On The Nile - Poem by Sheena Blackhall
Men spear fish in shallows
Sand dunes rise endless near emerging cities
Waves are a thousand flash bulbs going off
A dhow with filthy sails
(More holes than cloth) flaps like a goose
Trailing a broken wing.
Urchins paddle with tin trays,
Baling water out of a home made boat.
Cotton kaftans dry in the baking sun
Brown boys splash in the shallows
Round a broken pump,
Children gather water in pots and tins.
Green grasses, gashed by waters of the Nile;
Beyond, the desert’s thighs are golden dust.
The oxen up to their haunches in churned water,

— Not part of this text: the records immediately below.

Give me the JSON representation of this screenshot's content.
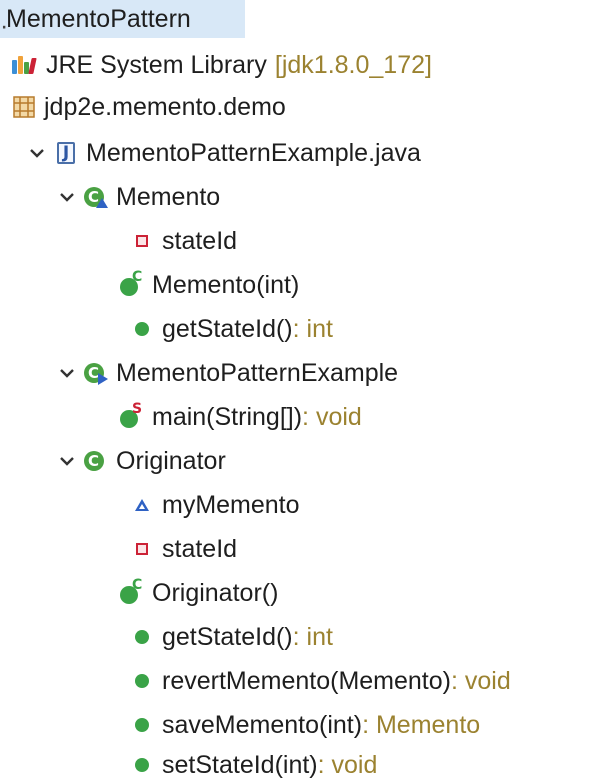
{
  "tree": {
    "root": "MementoPattern",
    "jre_label": "JRE System Library",
    "jre_version": "[jdk1.8.0_172]",
    "package": "jdp2e.memento.demo",
    "file": "MementoPatternExample.java",
    "class_memento": "Memento",
    "memento_field": "stateId",
    "memento_ctor": "Memento(int)",
    "memento_get": "getStateId()",
    "memento_get_type": " : int",
    "class_example": "MementoPatternExample",
    "main_method": "main(String[])",
    "main_type": " : void",
    "class_originator": "Originator",
    "orig_field1": "myMemento",
    "orig_field2": "stateId",
    "orig_ctor": "Originator()",
    "orig_get": "getStateId()",
    "orig_get_type": " : int",
    "orig_revert": "revertMemento(Memento)",
    "orig_revert_type": " : void",
    "orig_save": "saveMemento(int)",
    "orig_save_type": " : Memento",
    "orig_set": "setStateId(int)",
    "orig_set_type": " : void"
  },
  "icons": {
    "twisty": "chevron-down-icon",
    "library": "library-icon",
    "package": "package-icon",
    "java_file": "java-file-icon",
    "class": "class-icon",
    "private_field": "private-field-icon",
    "package_field": "package-field-icon",
    "constructor": "constructor-icon",
    "public_method": "public-method-icon",
    "static_method": "static-method-icon"
  },
  "colors": {
    "selection": "#d8e8f7",
    "type_hint": "#9b8230",
    "method_green": "#3aa347",
    "private_red": "#cc2236",
    "class_blue": "#2f62c4"
  }
}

A black handbag floats past
A swirl of effluent follows,
A hiccup in the green and jewelled water.
Sheep chew under Pepsi adverts
Taxis career on land like flying coffins
A horse, un-tethered whisks his tail by a shop.
A donkey loaded with baggage, stoically
Stumbles along a road of lorries.
There are splashes of red hibiscus flowers,
The heat, like a furnace, melts the flesh from your bones.
Herons and horses’ legs are wafer thin
Armed check points guard a honeycomb of houses.
The cobra of lower Egypt is eating its own tail
A vulture flaps in a tree, fanning the dead air.
By the marble pool, by the sun-flecked water
Bikini girls are done to a slow turn.
The old men drinking tea, beneath tall palms,
Black silhouettes on gold
Comments about On The Nile by Sheena Blackhall
Read this poem in other languages
This poem has not been translated into any other language yet.
Still I Rise
The Road Not Taken
If You Forget Me
Edgar Allan Poe
Stopping By Woods On A Snowy Evening
I Do Not Love You Except Because I Love You